Raw data:
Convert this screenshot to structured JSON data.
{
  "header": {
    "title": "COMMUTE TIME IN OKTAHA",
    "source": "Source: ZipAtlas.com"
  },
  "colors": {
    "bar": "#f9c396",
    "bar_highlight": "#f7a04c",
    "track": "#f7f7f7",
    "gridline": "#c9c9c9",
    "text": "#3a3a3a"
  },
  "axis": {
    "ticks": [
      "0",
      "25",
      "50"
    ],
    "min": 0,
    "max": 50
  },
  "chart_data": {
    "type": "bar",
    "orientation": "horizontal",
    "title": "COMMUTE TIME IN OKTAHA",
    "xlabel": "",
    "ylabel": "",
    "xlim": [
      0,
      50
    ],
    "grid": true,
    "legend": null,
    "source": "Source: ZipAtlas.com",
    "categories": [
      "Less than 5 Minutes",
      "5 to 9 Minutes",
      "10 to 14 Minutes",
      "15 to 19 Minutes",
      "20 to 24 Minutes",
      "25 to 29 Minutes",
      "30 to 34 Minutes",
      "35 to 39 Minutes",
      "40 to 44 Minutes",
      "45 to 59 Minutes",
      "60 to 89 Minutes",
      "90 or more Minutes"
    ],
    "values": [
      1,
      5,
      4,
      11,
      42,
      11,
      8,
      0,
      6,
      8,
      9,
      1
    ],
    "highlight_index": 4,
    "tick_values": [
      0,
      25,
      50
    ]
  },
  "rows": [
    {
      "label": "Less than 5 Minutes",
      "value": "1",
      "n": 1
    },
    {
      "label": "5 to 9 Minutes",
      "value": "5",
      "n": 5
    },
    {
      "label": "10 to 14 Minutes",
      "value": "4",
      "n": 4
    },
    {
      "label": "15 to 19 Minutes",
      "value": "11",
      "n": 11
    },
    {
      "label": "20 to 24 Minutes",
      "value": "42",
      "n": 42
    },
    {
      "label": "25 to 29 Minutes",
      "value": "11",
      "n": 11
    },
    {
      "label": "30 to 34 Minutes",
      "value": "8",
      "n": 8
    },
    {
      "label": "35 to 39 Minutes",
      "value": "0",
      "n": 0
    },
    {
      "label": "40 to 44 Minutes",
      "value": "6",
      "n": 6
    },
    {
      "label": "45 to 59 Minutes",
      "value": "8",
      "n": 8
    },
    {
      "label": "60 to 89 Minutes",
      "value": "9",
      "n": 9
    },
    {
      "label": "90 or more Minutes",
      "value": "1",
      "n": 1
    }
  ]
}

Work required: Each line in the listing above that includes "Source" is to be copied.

Solution to this exercise:
    "source": "Source: ZipAtlas.com"
    "source": "Source: ZipAtlas.com",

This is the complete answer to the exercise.